(453 words)

Author(s): de Motylinski, A.
b. Rostem, founder of the new Tāhert and head of an Abāḍite dynasty, which held its own ground in Central Mag̲h̲rib from 160 or 162 to 296 (776 or 778 to 908). ʿAbd al-Raḥmān was of Persian descent: according to the chroniclers of the Abadite sect he was the son of Rostem b. Bahrāin (comp. Yāḳūt, Muʿd̲j̲am, i. 815) b. S̲h̲ābūr b. Bābek Ḏh̲i’l-Aktāf. This genealogy, which is evidently inexact and mutilated, is given by the historians to establish the fact that ʿAbd al-Raḥmān was of royal stock and was descended from the dynasty of the Sāsānides. ʿAbd al-Raḥmān was born in ʿIrāḳ, his father, …

ʿAbd al-ʿAzīz

(344 words)

Author(s): de Motylinski, A.
b. al-Ḥād̲j̲d̲j̲ Ibrāhīm, ¶ an Abāḍite doctor of the Banū Isgen (Mzāb), born about 1130 (1717), died in the month of Rad̲j̲ab 1223 (August-September 1808). He left in the Mzāb a well merited reputation for his science and piety. He devoted his life to the composition of many works on theology and jurisprudence. His chief work is the Kitāb al-nil wa-s̲h̲ifāʾ al-ʿalīl, autographed at Cairo in 1305(1887-1888). This treatise, conceived on the plan of the Muk̲h̲taṣar of Ḵh̲alīl, but written in a less concise style, is a complete statement of Abāḍite legislation taken from t…

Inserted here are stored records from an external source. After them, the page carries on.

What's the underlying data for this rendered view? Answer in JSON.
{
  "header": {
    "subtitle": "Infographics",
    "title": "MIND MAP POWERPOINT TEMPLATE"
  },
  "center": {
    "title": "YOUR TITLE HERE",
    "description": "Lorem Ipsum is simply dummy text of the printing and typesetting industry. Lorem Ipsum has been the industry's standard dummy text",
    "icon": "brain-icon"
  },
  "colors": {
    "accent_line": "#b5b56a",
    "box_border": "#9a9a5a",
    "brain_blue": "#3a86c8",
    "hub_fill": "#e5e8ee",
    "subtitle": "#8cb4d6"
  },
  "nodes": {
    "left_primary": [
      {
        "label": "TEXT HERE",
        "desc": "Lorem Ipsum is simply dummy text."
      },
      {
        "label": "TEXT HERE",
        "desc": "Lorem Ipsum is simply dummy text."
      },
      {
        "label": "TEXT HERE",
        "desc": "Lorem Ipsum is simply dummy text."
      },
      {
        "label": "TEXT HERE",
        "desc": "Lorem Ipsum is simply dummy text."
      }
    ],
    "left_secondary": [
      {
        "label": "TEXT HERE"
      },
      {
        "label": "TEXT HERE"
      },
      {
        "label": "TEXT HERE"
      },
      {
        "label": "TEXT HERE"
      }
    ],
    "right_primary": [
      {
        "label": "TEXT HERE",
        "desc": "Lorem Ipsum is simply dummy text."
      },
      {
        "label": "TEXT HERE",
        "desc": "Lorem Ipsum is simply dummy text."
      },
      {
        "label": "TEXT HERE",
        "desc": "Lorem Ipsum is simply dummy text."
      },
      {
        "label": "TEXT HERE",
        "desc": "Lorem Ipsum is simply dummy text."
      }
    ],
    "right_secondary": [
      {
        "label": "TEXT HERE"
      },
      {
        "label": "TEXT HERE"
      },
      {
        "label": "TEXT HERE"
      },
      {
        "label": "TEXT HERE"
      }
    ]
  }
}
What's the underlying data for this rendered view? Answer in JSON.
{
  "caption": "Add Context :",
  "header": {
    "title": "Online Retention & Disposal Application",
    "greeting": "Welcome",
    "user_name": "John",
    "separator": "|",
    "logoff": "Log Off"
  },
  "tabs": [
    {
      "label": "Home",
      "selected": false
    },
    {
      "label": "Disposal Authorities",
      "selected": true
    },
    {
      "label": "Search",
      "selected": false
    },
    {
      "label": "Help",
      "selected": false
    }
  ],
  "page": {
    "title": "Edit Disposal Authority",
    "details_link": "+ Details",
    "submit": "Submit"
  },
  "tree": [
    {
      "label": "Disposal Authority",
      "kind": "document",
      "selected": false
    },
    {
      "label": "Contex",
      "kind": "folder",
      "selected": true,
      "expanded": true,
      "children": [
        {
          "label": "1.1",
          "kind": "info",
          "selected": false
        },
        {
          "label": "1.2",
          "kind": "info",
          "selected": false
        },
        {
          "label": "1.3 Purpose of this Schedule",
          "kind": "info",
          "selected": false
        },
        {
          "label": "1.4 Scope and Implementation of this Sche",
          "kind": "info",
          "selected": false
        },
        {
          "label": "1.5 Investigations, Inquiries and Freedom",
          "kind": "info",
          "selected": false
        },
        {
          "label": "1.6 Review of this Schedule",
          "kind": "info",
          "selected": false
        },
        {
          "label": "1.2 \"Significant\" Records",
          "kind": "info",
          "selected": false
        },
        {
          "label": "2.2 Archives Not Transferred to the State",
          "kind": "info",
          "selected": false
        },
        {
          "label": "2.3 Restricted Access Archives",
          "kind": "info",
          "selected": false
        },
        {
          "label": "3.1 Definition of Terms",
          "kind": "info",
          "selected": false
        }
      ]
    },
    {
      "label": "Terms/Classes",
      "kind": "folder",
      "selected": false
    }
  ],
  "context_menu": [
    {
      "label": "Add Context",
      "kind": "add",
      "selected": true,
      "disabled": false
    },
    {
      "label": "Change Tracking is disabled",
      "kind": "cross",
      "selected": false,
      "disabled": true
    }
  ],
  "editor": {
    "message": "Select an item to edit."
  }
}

Abū Ḥafṣ

(254 words)

Author(s): de Motylinski, A.
ʿOmar b. ḎJ̲amīʿ, of the Ḏj̲ebel Nefūsa, an Abāḍite scholar mentioned in the Kitāb al-siar of S̲h̲ammāk̲h̲ī, pp. 561, 562, in a short notice, without any indication as to date. He translated into Arabic the old ʿAḳīda of the Abadites of the Mag̲h̲rib, written originally in the Berber tongue. It is still the catechism used by the AbaViites of the Mzāb and of Ḏj̲erba. The ʿAḳīda of Abū Ḥafṣ has given rise to numerous commentaries, amongst which must be mentioned in the first place that of S̲h̲ammāk̲h̲l, the author of the Kitāb al-siar, which is extant in manuscript with the Abāḍite commu…